BMO’s legal and compliance group efforts have been a catalyst for change in Canada, with a number of its external counsel responding and saying that our request for diversity statistics prompted their firms to examine their practices and address the issue of measurement. In 2013, the first year of requesting diversity metrics, 34% of those that responded to the questionnaire collected and disclosed diversity metrics; as of 2014, 97% of firms who responded to the questionnaire now collect and disclose diversity metrics. As a result of this work, our group was awarded the 2014 Innovation Award for Best Practice in Law Department Diversity.

Since 2012, BMO’s legal and compliance group has partnered with Dentons on an initiative focused on providing academic support and extracurricular activities to high school students that face a variety of challenges and barriers to academic success. The Law in Action Within Schools (LAWS) mentoring program is a partnership between the University of Toronto’s Faculty of Law, Osgoode Hall Law School and the Toronto District School Board (TDSB).

A brief history of diversity and inclusion at BMO

In 1991, BMO resolved to be at the forefront of diversity and inclusion. We started this journey with four pioneering task force reports which earned us a reputation for being a leader in diversity: advancement of women, aboriginal employment, visible minorities, and people with disabilities.

In 1994 BMO became the first non-US organization (and the first financial institution) to be presented with a Catalyst Award, in large part for the impact of the report of BMO’s task force on the advancement of women in the bank, which acknowledged the existence of a glass ceiling and set out the first steps to shatter it.

On the 20th anniversary of our task force reports, BMO renewed its commitment to be a diverse and inclusive workplace. Led from the top, we established an enterprise-wide council of senior leaders known today as BMO’s leadership committee for inclusion and diversity with the goal of driving performance by being a leader in diversity and levelling the playing field, so all great talent could succeed. A set of strategic priorities defined our direction for renewal:

    • Set industry-leading diversity goals;
    • Grow and develop diverse talent;
    • Build inclusive leaders who learn from difference;
    • Enhance our reputation as a leader in diversity and inclusion; and
    • Measure and benchmark our progress.

In 2014, BMO was an early signatory to the Catalyst Accord, committing to having a strong representation of women at all levels of the organization, including the board of directors. In 2013, the board adopted a diversity policy which commits BMO to board composition in which each gender comprises no less than one-third of the independent directors with the promise of public disclosure. Today, 36% of the bank’s board seats are held by women, surpassing our goal.

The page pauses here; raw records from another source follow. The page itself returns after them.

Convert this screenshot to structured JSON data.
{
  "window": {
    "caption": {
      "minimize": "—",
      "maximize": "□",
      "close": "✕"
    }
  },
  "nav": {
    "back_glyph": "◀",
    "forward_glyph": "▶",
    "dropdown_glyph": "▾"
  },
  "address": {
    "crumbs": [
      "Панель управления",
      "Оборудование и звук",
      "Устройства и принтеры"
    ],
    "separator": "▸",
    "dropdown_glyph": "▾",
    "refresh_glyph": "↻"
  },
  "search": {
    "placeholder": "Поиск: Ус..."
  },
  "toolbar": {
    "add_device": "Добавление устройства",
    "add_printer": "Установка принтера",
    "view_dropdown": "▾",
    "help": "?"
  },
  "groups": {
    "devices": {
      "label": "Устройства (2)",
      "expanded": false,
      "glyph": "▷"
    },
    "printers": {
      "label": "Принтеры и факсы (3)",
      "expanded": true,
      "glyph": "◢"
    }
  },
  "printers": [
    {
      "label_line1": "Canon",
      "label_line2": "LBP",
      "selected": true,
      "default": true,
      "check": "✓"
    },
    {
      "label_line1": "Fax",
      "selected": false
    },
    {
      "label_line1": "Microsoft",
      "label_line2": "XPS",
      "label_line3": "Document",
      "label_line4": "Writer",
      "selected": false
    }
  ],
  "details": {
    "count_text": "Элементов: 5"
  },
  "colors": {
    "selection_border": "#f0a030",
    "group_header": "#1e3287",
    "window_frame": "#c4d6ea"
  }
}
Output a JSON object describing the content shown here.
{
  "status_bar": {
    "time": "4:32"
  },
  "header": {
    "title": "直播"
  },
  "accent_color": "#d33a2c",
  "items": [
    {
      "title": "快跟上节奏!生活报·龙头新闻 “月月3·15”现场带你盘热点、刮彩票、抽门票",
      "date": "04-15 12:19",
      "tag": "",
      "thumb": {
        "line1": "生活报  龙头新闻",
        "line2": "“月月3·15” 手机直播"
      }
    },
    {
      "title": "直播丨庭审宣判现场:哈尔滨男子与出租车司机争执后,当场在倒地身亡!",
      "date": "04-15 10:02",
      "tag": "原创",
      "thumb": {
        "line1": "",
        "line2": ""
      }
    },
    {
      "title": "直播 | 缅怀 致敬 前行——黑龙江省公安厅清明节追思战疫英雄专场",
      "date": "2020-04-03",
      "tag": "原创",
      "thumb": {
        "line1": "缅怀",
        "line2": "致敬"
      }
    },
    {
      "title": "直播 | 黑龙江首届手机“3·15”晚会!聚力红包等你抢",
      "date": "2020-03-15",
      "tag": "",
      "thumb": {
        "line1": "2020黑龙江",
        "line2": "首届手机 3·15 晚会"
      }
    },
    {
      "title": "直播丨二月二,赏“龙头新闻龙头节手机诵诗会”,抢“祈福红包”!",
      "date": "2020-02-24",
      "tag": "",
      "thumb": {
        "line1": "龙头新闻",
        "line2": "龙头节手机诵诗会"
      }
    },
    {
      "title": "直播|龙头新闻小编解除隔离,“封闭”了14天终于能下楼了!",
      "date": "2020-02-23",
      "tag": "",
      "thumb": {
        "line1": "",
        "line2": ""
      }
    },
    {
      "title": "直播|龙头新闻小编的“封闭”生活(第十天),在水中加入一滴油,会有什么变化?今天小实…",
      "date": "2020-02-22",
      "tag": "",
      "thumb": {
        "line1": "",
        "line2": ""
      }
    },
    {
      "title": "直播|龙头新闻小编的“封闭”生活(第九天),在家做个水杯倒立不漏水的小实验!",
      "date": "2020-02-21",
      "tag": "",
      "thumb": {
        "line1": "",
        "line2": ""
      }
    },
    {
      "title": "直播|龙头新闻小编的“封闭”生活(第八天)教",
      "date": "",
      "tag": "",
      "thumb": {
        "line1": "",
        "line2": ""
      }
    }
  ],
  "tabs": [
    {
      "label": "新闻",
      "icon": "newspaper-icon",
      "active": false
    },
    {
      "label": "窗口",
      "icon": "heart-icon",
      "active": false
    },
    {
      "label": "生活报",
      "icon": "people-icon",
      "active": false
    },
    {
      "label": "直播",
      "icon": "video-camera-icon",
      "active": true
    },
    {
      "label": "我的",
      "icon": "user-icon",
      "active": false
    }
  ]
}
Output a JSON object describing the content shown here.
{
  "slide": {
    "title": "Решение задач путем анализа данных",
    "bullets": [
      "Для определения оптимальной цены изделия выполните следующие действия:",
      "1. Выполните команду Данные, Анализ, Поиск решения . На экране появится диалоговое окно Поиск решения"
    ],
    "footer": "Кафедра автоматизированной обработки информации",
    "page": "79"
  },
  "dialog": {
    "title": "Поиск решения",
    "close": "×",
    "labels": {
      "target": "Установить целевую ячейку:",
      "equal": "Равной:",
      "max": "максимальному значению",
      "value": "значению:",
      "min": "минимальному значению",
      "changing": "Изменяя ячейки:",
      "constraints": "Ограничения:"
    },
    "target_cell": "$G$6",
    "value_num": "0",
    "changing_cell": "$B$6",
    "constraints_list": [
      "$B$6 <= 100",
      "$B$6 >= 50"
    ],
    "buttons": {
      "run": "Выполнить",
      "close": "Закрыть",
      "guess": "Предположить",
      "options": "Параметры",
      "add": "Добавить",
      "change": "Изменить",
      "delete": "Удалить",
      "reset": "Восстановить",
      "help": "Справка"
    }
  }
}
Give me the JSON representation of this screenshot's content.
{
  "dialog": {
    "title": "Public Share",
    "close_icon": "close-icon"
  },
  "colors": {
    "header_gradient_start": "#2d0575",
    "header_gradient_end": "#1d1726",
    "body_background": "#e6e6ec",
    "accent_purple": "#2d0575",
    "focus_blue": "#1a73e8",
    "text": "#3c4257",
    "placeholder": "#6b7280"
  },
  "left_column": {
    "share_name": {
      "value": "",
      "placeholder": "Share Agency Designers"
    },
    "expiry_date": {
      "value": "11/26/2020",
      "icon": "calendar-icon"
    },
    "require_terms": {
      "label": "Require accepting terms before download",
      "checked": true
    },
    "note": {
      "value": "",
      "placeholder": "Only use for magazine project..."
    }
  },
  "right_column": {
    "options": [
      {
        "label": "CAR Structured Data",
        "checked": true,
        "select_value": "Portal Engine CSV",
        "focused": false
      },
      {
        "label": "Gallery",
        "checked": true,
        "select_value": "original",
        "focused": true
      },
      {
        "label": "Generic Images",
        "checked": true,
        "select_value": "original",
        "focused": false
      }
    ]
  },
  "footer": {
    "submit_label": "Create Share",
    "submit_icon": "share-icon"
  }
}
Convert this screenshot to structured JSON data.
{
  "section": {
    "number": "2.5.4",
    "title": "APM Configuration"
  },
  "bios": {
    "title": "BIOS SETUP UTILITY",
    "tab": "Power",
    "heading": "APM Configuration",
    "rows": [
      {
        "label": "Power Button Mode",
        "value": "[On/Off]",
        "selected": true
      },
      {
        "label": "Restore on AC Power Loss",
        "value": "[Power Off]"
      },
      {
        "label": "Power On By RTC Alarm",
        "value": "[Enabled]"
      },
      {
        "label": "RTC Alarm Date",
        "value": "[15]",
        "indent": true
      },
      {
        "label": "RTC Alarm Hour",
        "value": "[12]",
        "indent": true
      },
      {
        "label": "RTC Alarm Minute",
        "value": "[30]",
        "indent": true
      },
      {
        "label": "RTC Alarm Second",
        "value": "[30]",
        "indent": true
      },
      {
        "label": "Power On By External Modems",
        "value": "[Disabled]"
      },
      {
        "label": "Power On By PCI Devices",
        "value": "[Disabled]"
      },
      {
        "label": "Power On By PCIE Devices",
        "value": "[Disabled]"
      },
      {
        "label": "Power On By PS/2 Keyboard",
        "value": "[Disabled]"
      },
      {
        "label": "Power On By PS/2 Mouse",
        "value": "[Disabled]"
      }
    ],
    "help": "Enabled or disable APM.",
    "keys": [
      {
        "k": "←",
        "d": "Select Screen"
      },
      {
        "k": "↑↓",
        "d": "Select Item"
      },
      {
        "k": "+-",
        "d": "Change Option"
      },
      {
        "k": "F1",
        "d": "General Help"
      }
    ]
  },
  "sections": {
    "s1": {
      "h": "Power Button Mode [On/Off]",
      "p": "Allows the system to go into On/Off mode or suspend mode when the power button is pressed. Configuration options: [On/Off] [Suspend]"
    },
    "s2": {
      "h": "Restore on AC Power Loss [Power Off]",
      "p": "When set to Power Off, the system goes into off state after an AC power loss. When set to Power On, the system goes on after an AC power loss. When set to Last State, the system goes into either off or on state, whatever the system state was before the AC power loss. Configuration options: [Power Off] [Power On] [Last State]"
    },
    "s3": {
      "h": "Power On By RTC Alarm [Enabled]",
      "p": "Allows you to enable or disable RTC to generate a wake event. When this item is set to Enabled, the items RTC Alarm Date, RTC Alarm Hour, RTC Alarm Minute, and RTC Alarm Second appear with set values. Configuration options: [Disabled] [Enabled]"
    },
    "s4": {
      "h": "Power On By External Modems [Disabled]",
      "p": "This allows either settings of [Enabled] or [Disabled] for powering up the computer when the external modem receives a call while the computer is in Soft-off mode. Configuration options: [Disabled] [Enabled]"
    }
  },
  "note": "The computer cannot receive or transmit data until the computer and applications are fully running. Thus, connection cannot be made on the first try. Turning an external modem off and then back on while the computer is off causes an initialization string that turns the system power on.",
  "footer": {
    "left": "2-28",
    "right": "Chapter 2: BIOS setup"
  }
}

Similarly in the US, since 2013, BMO’s legal and compliance group has partnered with Working in the Schools, a non-profit organization that promotes literacy and the love of reading among Chicago’s public school students. Members of the team volunteer their time as mentors and hold weekly tutoring for students, to help them improve their literacy skills.

With a new set of aspirational multi-year goals to 2020, BMO seeks to maintain industry leadership. By the end of 2020, it is our aim to achieve:

    • Minimum 40% women and minorities in senior leadership roles across all business groups;
    • 20% (US) people of color and 30% (Canada) minorities in senior roles;
    • 4.5% persons with disabilities (Canada and US); and
    • 2% aboriginal people (Canada).